**Exercise directions**: All entries below are to be written out again exactly, but no picture is to be copied.
#####
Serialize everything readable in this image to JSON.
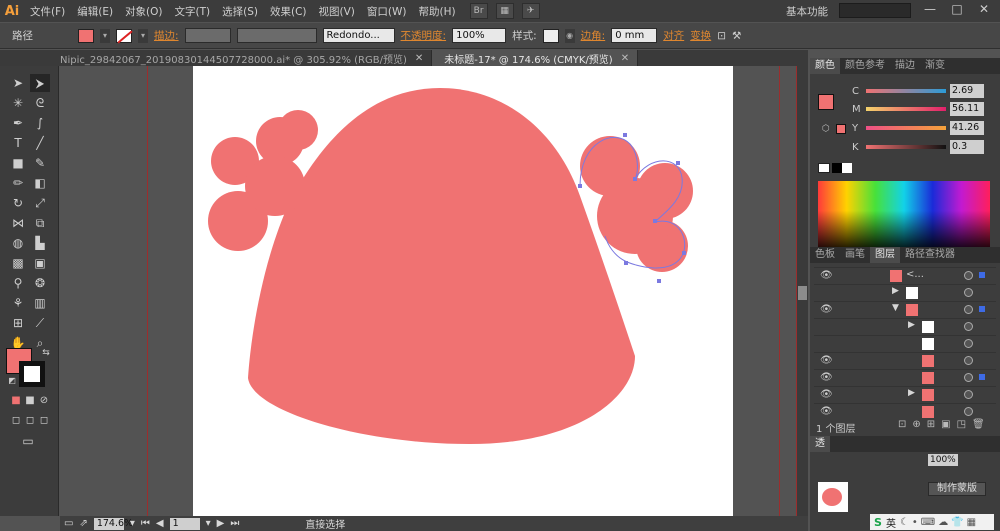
{
  "app": {
    "logo": "Ai",
    "workspace": "基本功能"
  },
  "menu": [
    "文件(F)",
    "编辑(E)",
    "对象(O)",
    "文字(T)",
    "选择(S)",
    "效果(C)",
    "视图(V)",
    "窗口(W)",
    "帮助(H)"
  ],
  "window_controls": {
    "minimize": "—",
    "maximize": "□",
    "close": "✕"
  },
  "controlbar": {
    "selection": "路径",
    "stroke_label": "描边:",
    "brush": "Redondo...",
    "opacity_label": "不透明度:",
    "opacity_value": "100%",
    "style_label": "样式:",
    "corner_label": "边角:",
    "corner_value": "0 mm",
    "align_label": "对齐",
    "transform_label": "变换"
  },
  "tabs": [
    {
      "label": "Nipic_29842067_20190830144507728000.ai* @ 305.92% (RGB/预览)",
      "close": "✕"
    },
    {
      "label": "未标题-17* @ 174.6% (CMYK/预览)",
      "close": "✕"
    }
  ],
  "status": {
    "zoom": "174.6%",
    "page": "1",
    "tool": "直接选择"
  },
  "color_panel": {
    "tabs": [
      "颜色",
      "颜色参考",
      "描边",
      "渐变"
    ],
    "channels": [
      {
        "letter": "C",
        "value": "2.69",
        "from": "#ffffff",
        "to": "#00a0e0"
      },
      {
        "letter": "M",
        "value": "56.11",
        "from": "#ffffff",
        "to": "#e0117f"
      },
      {
        "letter": "Y",
        "value": "41.26",
        "from": "#ffffff",
        "to": "#ffd400"
      },
      {
        "letter": "K",
        "value": "0.3",
        "from": "#ffffff",
        "to": "#000000"
      }
    ]
  },
  "layers_panel": {
    "tabs": [
      "色板",
      "画笔",
      "图层",
      "路径查找器"
    ],
    "top_layer_name": "<...",
    "count_label": "1 个图层"
  },
  "bottom_panel": {
    "tab": "透",
    "opacity_value": "100%",
    "make_mask": "制作蒙版"
  },
  "ime": {
    "label": "英"
  },
  "colors": {
    "fill": "#f07272",
    "accent": "#e0872f",
    "selection": "#7b79e0"
  }
}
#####
**Solution to this task**:
Serialize everything readable in this image to JSON.
{
  "app": {
    "logo": "Ai",
    "workspace": "基本功能"
  },
  "menu": [
    "文件(F)",
    "编辑(E)",
    "对象(O)",
    "文字(T)",
    "选择(S)",
    "效果(C)",
    "视图(V)",
    "窗口(W)",
    "帮助(H)"
  ],
  "window_controls": {
    "minimize": "—",
    "maximize": "□",
    "close": "✕"
  },
  "controlbar": {
    "selection": "路径",
    "stroke_label": "描边:",
    "brush": "Redondo...",
    "opacity_label": "不透明度:",
    "opacity_value": "100%",
    "style_label": "样式:",
    "corner_label": "边角:",
    "corner_value": "0 mm",
    "align_label": "对齐",
    "transform_label": "变换"
  },
  "tabs": [
    {
      "label": "Nipic_29842067_20190830144507728000.ai* @ 305.92% (RGB/预览)",
      "close": "✕"
    },
    {
      "label": "未标题-17* @ 174.6% (CMYK/预览)",
      "close": "✕"
    }
  ],
  "status": {
    "zoom": "174.6%",
    "page": "1",
    "tool": "直接选择"
  },
  "color_panel": {
    "tabs": [
      "颜色",
      "颜色参考",
      "描边",
      "渐变"
    ],
    "channels": [
      {
        "letter": "C",
        "value": "2.69",
        "from": "#ffffff",
        "to": "#00a0e0"
      },
      {
        "letter": "M",
        "value": "56.11",
        "from": "#ffffff",
        "to": "#e0117f"
      },
      {
        "letter": "Y",
        "value": "41.26",
        "from": "#ffffff",
        "to": "#ffd400"
      },
      {
        "letter": "K",
        "value": "0.3",
        "from": "#ffffff",
        "to": "#000000"
      }
    ]
  },
  "layers_panel": {
    "tabs": [
      "色板",
      "画笔",
      "图层",
      "路径查找器"
    ],
    "top_layer_name": "<...",
    "count_label": "1 个图层"
  },
  "bottom_panel": {
    "tab": "透",
    "opacity_value": "100%",
    "make_mask": "制作蒙版"
  },
  "ime": {
    "label": "英"
  },
  "colors": {
    "fill": "#f07272",
    "accent": "#e0872f",
    "selection": "#7b79e0"
  }
}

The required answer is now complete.